- **Assignment**
Show every line of the records below that contains the word "icon".

- **Task data**
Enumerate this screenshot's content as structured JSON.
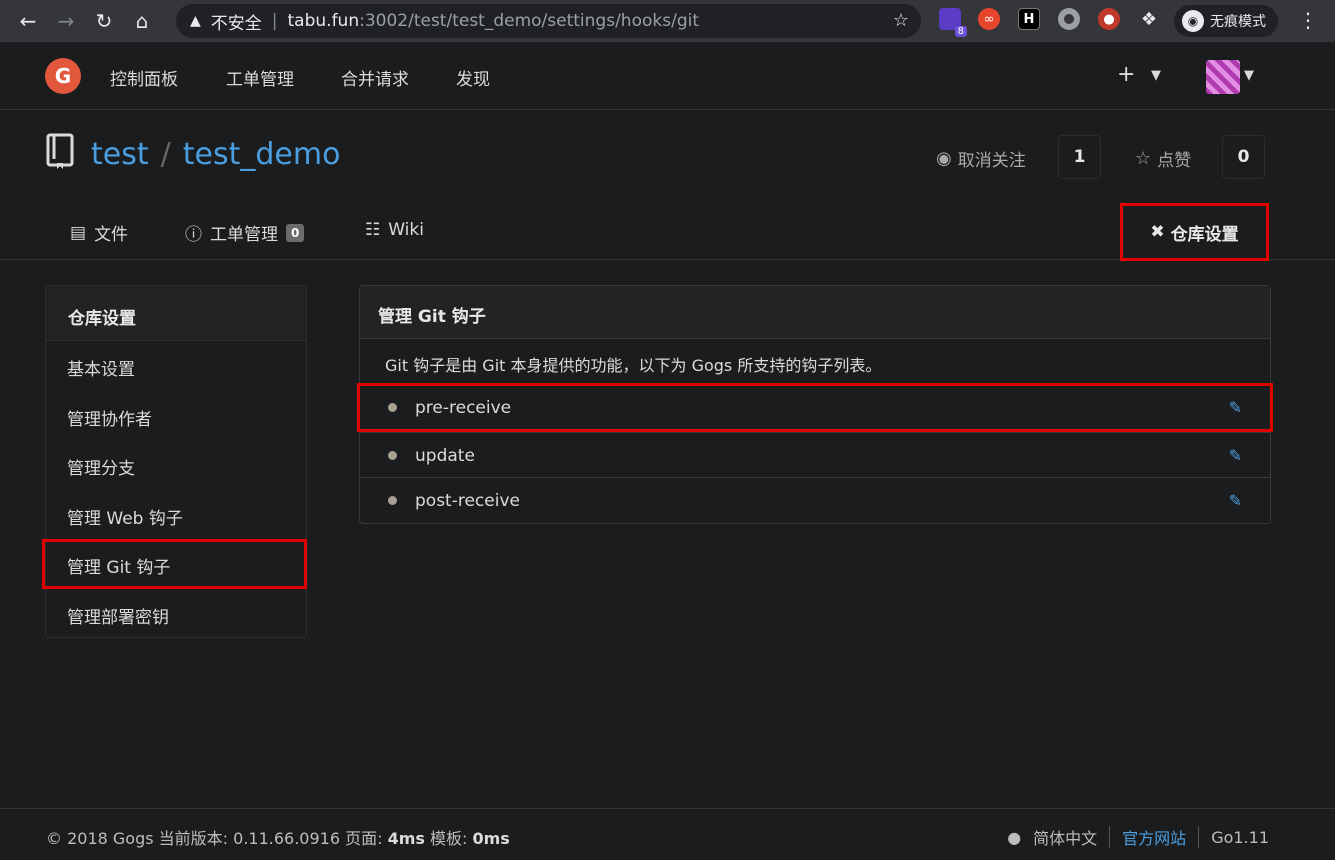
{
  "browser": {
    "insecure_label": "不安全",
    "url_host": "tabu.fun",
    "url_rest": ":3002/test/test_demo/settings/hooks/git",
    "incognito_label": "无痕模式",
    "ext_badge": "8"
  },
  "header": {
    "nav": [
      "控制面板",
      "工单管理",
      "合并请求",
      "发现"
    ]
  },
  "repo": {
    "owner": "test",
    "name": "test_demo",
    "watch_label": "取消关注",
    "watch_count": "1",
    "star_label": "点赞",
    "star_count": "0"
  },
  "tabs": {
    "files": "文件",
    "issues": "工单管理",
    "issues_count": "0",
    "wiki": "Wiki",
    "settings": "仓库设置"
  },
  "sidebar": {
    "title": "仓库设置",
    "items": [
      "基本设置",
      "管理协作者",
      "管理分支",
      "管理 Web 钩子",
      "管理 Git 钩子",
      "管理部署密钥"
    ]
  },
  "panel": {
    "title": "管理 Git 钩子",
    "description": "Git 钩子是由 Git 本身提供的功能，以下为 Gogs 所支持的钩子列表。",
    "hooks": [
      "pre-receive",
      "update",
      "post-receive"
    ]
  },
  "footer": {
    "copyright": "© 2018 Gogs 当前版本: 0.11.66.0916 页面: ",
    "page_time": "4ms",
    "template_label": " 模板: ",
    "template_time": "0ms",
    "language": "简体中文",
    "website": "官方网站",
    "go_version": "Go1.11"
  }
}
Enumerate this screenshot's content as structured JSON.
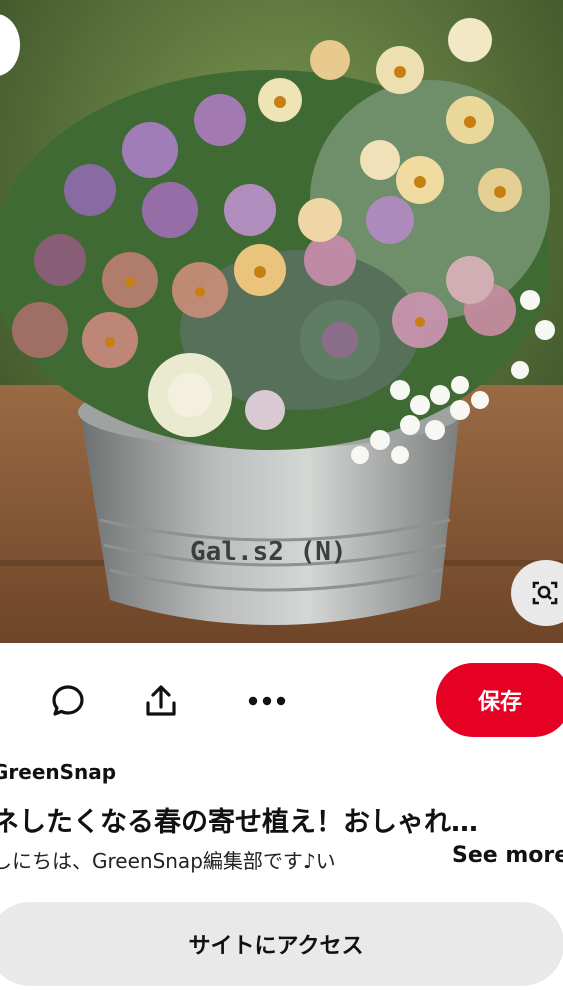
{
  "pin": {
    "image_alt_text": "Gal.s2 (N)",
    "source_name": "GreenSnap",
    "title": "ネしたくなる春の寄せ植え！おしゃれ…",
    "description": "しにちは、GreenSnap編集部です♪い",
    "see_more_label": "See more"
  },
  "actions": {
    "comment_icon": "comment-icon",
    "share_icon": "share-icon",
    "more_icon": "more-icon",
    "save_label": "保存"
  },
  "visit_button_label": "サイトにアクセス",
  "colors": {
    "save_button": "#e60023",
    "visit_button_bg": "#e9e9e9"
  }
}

- **Task answer**
    "comment_icon": "comment-icon",
    "share_icon": "share-icon",
    "more_icon": "more-icon",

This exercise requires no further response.